# Available data:
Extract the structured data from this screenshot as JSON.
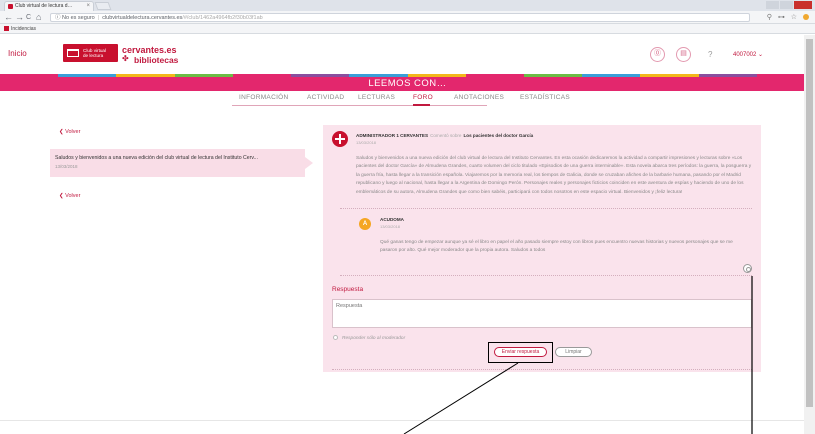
{
  "browser": {
    "tab_title": "Club virtual de lectura d…",
    "tab_close": "×",
    "nav_back": "←",
    "nav_forward": "→",
    "nav_reload": "C",
    "nav_home": "⌂",
    "url_security": "ⓘ No es seguro",
    "url_host": "clubvirtualdelectura.cervantes.es",
    "url_path": "/#/club/1462a4964fb2f30b03f1ab",
    "right_icons": "⚲ ⊶ ☆",
    "bookmark": "Incidencias"
  },
  "header": {
    "inicio": "Inicio",
    "logo_line1": "Club virtual",
    "logo_line2": "de lectura",
    "brand_line1": "cervantes.es",
    "brand_line2": "bibliotecas",
    "icon1": "⓪",
    "icon2": "▤",
    "help": "?",
    "user": "4007002 ⌄"
  },
  "colors": {
    "rainbow": [
      "#e3276d",
      "#3a9fd8",
      "#f3b71b",
      "#6cbd45",
      "#e3276d",
      "#8a4f9e",
      "#3a9fd8",
      "#f3b71b",
      "#e3276d",
      "#6cbd45",
      "#3a9fd8",
      "#f3b71b",
      "#8a4f9e",
      "#e3276d"
    ]
  },
  "banner": {
    "title": "LEEMOS CON…"
  },
  "tabs": {
    "t1": "INFORMACIÓN",
    "t2": "ACTIVIDAD",
    "t3": "LECTURAS",
    "t4": "FORO",
    "t5": "ANOTACIONES",
    "t6": "ESTADÍSTICAS"
  },
  "sidebar": {
    "back": "❮ Volver",
    "topic_title": "Saludos y bienvenidos a una nueva edición del club virtual de lectura del Instituto Cerv...",
    "topic_date": "13/03/2018",
    "back2": "❮ Volver"
  },
  "post": {
    "author": "ADMINISTRADOR 1 CERVANTES",
    "comment_on": "Comentó sobre",
    "topic": "Los pacientes del doctor García",
    "date": "13/03/2018",
    "body": "Saludos y bienvenidos a una nueva edición del club virtual de lectura del Instituto Cervantes. En esta ocasión dedicaremos la actividad a compartir impresiones y lecturas sobre «Los pacientes del doctor García» de Almudena Grandes, cuarto volumen del ciclo titulado «Episodios de una guerra interminable». Esta novela abarca tres períodos: la guerra, la posguerra y la guerra fría, hasta llegar a la transición española. Viajaremos por la memoria real, los tiempos de Galicia, donde se cruzaban afiches de la barbarie humana, pasando por el Madrid republicano y luego al nacional, hasta llegar a la Argentina de Domingo Perón. Personajes reales y personajes ficticios coinciden en este aventura de espías y haciendo de uno de los emblemáticos de su autora, Almudena Grandes que como bien sabéis, participará con todos nosotros en este espacio virtual. Bienvenidos y ¡feliz lectura!"
  },
  "reply": {
    "avatar": "A",
    "name": "ACUDOMA",
    "date": "13/03/2018",
    "body": "Qué ganas tengo de empezar aunque ya sé el libro en papel el año pasado siempre estoy con libros pues encuentro nuevas historias y nuevos personajes que se me pasaron por alto. Qué mejor moderador que la propia autora. Saludos a todos"
  },
  "form": {
    "label": "Respuesta",
    "placeholder": "Respuesta",
    "moderator_only": "Responder sólo al moderador",
    "send": "Enviar respuesta",
    "clear": "Limpiar"
  }
}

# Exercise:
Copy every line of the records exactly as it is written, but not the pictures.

# Result for this task:
Extract the structured data from this screenshot as JSON.
{
  "browser": {
    "tab_title": "Club virtual de lectura d…",
    "tab_close": "×",
    "nav_back": "←",
    "nav_forward": "→",
    "nav_reload": "C",
    "nav_home": "⌂",
    "url_security": "ⓘ No es seguro",
    "url_host": "clubvirtualdelectura.cervantes.es",
    "url_path": "/#/club/1462a4964fb2f30b03f1ab",
    "right_icons": "⚲ ⊶ ☆",
    "bookmark": "Incidencias"
  },
  "header": {
    "inicio": "Inicio",
    "logo_line1": "Club virtual",
    "logo_line2": "de lectura",
    "brand_line1": "cervantes.es",
    "brand_line2": "bibliotecas",
    "icon1": "⓪",
    "icon2": "▤",
    "help": "?",
    "user": "4007002 ⌄"
  },
  "colors": {
    "rainbow": [
      "#e3276d",
      "#3a9fd8",
      "#f3b71b",
      "#6cbd45",
      "#e3276d",
      "#8a4f9e",
      "#3a9fd8",
      "#f3b71b",
      "#e3276d",
      "#6cbd45",
      "#3a9fd8",
      "#f3b71b",
      "#8a4f9e",
      "#e3276d"
    ]
  },
  "banner": {
    "title": "LEEMOS CON…"
  },
  "tabs": {
    "t1": "INFORMACIÓN",
    "t2": "ACTIVIDAD",
    "t3": "LECTURAS",
    "t4": "FORO",
    "t5": "ANOTACIONES",
    "t6": "ESTADÍSTICAS"
  },
  "sidebar": {
    "back": "❮ Volver",
    "topic_title": "Saludos y bienvenidos a una nueva edición del club virtual de lectura del Instituto Cerv...",
    "topic_date": "13/03/2018",
    "back2": "❮ Volver"
  },
  "post": {
    "author": "ADMINISTRADOR 1 CERVANTES",
    "comment_on": "Comentó sobre",
    "topic": "Los pacientes del doctor García",
    "date": "13/03/2018",
    "body": "Saludos y bienvenidos a una nueva edición del club virtual de lectura del Instituto Cervantes. En esta ocasión dedicaremos la actividad a compartir impresiones y lecturas sobre «Los pacientes del doctor García» de Almudena Grandes, cuarto volumen del ciclo titulado «Episodios de una guerra interminable». Esta novela abarca tres períodos: la guerra, la posguerra y la guerra fría, hasta llegar a la transición española. Viajaremos por la memoria real, los tiempos de Galicia, donde se cruzaban afiches de la barbarie humana, pasando por el Madrid republicano y luego al nacional, hasta llegar a la Argentina de Domingo Perón. Personajes reales y personajes ficticios coinciden en este aventura de espías y haciendo de uno de los emblemáticos de su autora, Almudena Grandes que como bien sabéis, participará con todos nosotros en este espacio virtual. Bienvenidos y ¡feliz lectura!"
  },
  "reply": {
    "avatar": "A",
    "name": "ACUDOMA",
    "date": "13/03/2018",
    "body": "Qué ganas tengo de empezar aunque ya sé el libro en papel el año pasado siempre estoy con libros pues encuentro nuevas historias y nuevos personajes que se me pasaron por alto. Qué mejor moderador que la propia autora. Saludos a todos"
  },
  "form": {
    "label": "Respuesta",
    "placeholder": "Respuesta",
    "moderator_only": "Responder sólo al moderador",
    "send": "Enviar respuesta",
    "clear": "Limpiar"
  }
}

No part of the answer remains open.